### [Activity]
Find the lines of the listing that contain the string "family", and return them.

### [Available records]
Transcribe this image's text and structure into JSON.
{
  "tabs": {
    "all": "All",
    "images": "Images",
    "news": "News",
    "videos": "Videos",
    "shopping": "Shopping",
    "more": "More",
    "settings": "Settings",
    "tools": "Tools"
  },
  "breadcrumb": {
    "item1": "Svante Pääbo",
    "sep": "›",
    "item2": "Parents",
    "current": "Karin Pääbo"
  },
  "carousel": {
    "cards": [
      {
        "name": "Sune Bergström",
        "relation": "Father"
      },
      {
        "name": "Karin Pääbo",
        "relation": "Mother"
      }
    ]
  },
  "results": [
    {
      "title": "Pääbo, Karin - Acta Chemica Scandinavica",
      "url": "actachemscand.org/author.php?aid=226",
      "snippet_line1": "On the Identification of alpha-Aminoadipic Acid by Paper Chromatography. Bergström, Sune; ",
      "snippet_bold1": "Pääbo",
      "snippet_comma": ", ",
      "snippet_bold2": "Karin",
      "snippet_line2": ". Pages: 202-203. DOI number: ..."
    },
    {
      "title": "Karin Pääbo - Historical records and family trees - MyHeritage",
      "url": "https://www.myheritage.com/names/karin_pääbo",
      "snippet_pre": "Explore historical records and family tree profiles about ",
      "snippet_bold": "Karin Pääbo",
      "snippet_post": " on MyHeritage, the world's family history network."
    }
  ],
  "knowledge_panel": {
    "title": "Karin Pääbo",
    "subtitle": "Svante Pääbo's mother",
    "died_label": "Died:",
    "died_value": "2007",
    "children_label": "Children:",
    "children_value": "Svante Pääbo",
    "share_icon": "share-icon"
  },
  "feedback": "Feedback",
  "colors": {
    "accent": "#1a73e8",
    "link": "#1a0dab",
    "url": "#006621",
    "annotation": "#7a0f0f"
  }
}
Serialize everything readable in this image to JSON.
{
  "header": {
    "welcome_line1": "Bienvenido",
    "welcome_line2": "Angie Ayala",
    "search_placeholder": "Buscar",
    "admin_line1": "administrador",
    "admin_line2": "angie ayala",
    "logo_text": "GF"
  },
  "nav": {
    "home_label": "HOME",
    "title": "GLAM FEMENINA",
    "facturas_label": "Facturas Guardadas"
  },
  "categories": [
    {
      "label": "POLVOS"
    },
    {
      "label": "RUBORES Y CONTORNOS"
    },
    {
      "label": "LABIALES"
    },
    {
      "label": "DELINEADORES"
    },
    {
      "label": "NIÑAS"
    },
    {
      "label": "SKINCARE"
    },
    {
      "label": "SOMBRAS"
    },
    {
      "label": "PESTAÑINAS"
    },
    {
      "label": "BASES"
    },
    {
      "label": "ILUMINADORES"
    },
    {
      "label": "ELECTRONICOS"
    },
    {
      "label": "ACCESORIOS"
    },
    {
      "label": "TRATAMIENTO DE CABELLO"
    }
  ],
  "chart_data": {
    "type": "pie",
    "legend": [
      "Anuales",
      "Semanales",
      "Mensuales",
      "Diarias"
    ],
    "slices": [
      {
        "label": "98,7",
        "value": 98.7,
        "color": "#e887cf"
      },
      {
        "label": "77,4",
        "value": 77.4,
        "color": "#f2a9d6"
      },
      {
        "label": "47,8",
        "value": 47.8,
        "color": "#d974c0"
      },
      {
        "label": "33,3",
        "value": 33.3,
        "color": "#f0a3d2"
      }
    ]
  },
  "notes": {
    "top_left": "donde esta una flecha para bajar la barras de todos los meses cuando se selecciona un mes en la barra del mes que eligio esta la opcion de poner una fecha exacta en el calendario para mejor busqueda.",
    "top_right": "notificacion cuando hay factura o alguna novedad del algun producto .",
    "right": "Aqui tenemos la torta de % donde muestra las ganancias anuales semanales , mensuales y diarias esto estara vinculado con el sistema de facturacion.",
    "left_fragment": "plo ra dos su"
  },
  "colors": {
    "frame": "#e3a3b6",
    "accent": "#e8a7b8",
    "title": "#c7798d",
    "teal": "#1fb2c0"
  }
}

### [Response to the task]
      "title": "Karin Pääbo - Historical records and family trees - MyHeritage",
      "snippet_pre": "Explore historical records and family tree profiles about ",
      "snippet_post": " on MyHeritage, the world's family history network."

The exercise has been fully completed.